By Behnam Gholipour
June 15, 2021
Drug trafficking routes involving Iran have latently shifted from land to sea, with more covert shipments now being discovered in the Gulf of Oman than on land. For their part, Iranian officials have sought to shift the blame, claiming: “The imposition of regulations and blockades on the country’s eastern borders have led to drug trafficking from the sea”.
This change in Iranian drug-traffickers’ methods has taken the Iranian police somewhat by surprise, and law enforcement agencies are struggling with significant deficiencies in their ability to combat it. The issue and its root causes are the focus of an article in the latest edition of Iran’s scientific quarterly, Border Science and Technology.
The recently-published article, entitled NAJA Intelligence Challenges in Combating Drug Trafficking at Sea, details the problems that police with the Islamic Republic of Iran Law Enforcement Force, known as NAJA, are having in curbing drug trafficking from the country.
Contrary to the repeated claims of intelligence, security, and law enforcement officials in Iran, the article’s authors state: “There is currently no such thing as a national intelligence authority [for combatting drug trafficking by sea]. Inter-organizational relations are not specifically defined.” As such, they say, “friction and parallelism” hamper Iran’s ability to block drug operations.

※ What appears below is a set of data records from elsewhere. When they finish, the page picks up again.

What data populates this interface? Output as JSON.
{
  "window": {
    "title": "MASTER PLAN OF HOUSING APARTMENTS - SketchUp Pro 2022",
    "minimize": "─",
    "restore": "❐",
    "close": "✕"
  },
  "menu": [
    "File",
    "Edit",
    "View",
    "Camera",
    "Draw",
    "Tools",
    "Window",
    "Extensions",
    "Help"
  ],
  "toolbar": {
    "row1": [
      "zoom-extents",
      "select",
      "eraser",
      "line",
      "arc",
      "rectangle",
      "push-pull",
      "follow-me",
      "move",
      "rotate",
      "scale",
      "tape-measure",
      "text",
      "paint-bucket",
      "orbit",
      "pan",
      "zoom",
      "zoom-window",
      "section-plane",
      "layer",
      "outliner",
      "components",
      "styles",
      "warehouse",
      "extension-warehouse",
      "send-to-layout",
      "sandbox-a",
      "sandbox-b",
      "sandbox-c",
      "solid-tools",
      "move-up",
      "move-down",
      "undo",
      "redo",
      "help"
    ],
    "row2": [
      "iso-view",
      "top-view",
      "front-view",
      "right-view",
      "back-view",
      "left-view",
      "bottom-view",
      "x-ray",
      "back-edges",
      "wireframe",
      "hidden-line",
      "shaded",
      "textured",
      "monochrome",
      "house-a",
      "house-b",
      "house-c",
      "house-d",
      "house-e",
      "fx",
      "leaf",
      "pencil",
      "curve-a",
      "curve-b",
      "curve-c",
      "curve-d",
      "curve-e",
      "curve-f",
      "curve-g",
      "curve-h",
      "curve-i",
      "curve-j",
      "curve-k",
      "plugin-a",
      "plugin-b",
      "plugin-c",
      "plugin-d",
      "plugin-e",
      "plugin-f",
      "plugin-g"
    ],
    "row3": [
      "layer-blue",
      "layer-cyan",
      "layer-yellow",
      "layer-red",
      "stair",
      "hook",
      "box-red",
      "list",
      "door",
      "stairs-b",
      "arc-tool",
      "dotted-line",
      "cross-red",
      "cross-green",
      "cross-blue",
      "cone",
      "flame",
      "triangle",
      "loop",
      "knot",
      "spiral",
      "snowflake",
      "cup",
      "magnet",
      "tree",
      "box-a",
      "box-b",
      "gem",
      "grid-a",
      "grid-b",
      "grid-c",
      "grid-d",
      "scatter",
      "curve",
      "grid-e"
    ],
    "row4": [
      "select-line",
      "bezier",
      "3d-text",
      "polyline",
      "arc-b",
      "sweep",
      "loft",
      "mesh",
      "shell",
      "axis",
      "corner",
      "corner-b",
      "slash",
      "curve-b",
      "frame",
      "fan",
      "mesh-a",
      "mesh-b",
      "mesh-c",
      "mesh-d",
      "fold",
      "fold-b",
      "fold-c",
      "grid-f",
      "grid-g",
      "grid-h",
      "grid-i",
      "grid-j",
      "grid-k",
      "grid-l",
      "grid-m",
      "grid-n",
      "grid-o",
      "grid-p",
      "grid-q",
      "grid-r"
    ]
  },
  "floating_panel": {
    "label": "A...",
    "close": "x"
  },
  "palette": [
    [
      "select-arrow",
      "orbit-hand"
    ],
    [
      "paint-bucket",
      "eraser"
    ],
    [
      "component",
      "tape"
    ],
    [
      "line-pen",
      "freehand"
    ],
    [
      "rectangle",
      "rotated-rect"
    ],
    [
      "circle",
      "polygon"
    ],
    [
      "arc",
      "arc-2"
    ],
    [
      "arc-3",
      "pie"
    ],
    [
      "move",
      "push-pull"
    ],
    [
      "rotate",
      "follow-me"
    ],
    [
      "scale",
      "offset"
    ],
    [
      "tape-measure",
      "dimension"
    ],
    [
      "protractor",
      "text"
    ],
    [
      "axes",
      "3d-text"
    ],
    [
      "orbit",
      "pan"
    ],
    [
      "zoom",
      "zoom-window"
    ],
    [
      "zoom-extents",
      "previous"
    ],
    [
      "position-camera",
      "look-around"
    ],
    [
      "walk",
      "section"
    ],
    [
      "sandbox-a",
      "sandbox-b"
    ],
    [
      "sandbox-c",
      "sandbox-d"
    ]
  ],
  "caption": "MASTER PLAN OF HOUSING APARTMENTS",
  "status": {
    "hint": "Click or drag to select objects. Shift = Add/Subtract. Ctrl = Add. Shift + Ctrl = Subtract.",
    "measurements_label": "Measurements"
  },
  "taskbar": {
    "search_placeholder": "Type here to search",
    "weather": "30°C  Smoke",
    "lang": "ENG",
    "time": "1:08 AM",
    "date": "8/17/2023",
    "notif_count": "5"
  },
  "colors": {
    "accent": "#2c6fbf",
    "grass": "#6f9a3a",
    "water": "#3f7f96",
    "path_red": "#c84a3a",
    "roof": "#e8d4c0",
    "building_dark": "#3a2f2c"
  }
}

According to Iranian law, the national police are tasked with countering drug trafficking on Iran’s maritime borders. The intelligence arm of NAJA is front and center of this effort alongside its other duties combatting both petty and high-level crimes.
The intelligence arm organization is active in three “tiers” of internal security, which are defined as “obstacles”, “reconnaissance” and “control”. The first category includes information gleaned from border patrols and checkpoints on land, air and sea, who in turn make use of information from provincial police stations. These units are responsible for blocking the advance of any threat from the zero point of the border into Iran itself.
The second tier, reconnaisance, involves constantly gathering intelligence on local populations and the movements, affiliations and activities of people of interest. The third involves the overall monitoring of the situation inside the country, drawing on the information gathered from tiers one and two as well as intelligence from border areas outside Iran.
The raison d’être of the police’s intelligence organization is to prevent threats to public security from any quarter. NAJA’s intelligence officers work closely in collaboration with the Deputy Chief of Police and other police departments, including the coast guard, collecting and analyzing information to detect and prevent crime. However, the article in Border Science and Technology took in the opinions of some 30 Iranian experts including police officers, and determined this collaboration is seriously lacking in places.
The article listed 15 weaknesses in the overall intelligence quality and operational performance of NAJA in the fight against drug trafficking at sea. One of the first was “[a] “lack of an organizational structure commensurate with the needs of intelligent surveillance.”
The study also pointed the finger at an apparent “lack of transparency” over theregulations concerning intelligence authorities, “weaknesses in training senior maritime police commanders” and a “lack of cohesion in the intelligence gathered by the national police”. It also warned that police lacked the necessary technical equipment for airborne surveillance, such as high-zoom cameras.
The study also more obviously identified “the consumer market for illicit drugs” as one of the threats to police operations. Other listed threats included “technical, financial and intelligence support for drug traffickers by regional countries”, a “lack of integration among existing information systems related to maritime activities and lack of police access to these systems”, and “the infiltration of profits from drug trafficking into Sunni communities”.
Authors concluded that “an integrated intelligence network” would be necessary to help police more effectively combat drug trafficking by sea.